**What you should do:** Give all the records again, with no alterations.

Web page and app entries
==============================

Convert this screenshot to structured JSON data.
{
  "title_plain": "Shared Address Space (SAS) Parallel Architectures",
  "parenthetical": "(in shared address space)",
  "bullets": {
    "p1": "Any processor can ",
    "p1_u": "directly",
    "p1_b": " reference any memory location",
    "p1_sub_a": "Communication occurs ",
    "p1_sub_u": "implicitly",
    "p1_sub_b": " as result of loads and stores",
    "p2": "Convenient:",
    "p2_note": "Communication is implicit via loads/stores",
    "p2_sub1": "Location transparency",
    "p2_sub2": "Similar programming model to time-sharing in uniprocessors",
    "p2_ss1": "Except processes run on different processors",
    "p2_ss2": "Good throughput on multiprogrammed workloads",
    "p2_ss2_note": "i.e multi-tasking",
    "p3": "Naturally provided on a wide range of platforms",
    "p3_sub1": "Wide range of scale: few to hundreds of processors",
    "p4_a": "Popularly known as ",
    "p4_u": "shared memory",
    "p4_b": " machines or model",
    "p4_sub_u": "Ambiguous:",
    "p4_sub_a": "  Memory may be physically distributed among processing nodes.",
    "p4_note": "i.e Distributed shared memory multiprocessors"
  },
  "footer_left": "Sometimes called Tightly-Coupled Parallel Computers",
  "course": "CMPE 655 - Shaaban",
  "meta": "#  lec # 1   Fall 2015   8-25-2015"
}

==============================

**Exercise answer:**
Convert this screenshot to structured JSON data.
{
  "title_plain": "Shared Address Space (SAS) Parallel Architectures",
  "parenthetical": "(in shared address space)",
  "bullets": {
    "p1": "Any processor can ",
    "p1_u": "directly",
    "p1_b": " reference any memory location",
    "p1_sub_a": "Communication occurs ",
    "p1_sub_u": "implicitly",
    "p1_sub_b": " as result of loads and stores",
    "p2": "Convenient:",
    "p2_note": "Communication is implicit via loads/stores",
    "p2_sub1": "Location transparency",
    "p2_sub2": "Similar programming model to time-sharing in uniprocessors",
    "p2_ss1": "Except processes run on different processors",
    "p2_ss2": "Good throughput on multiprogrammed workloads",
    "p2_ss2_note": "i.e multi-tasking",
    "p3": "Naturally provided on a wide range of platforms",
    "p3_sub1": "Wide range of scale: few to hundreds of processors",
    "p4_a": "Popularly known as ",
    "p4_u": "shared memory",
    "p4_b": " machines or model",
    "p4_sub_u": "Ambiguous:",
    "p4_sub_a": "  Memory may be physically distributed among processing nodes.",
    "p4_note": "i.e Distributed shared memory multiprocessors"
  },
  "footer_left": "Sometimes called Tightly-Coupled Parallel Computers",
  "course": "CMPE 655 - Shaaban",
  "meta": "#  lec # 1   Fall 2015   8-25-2015"
}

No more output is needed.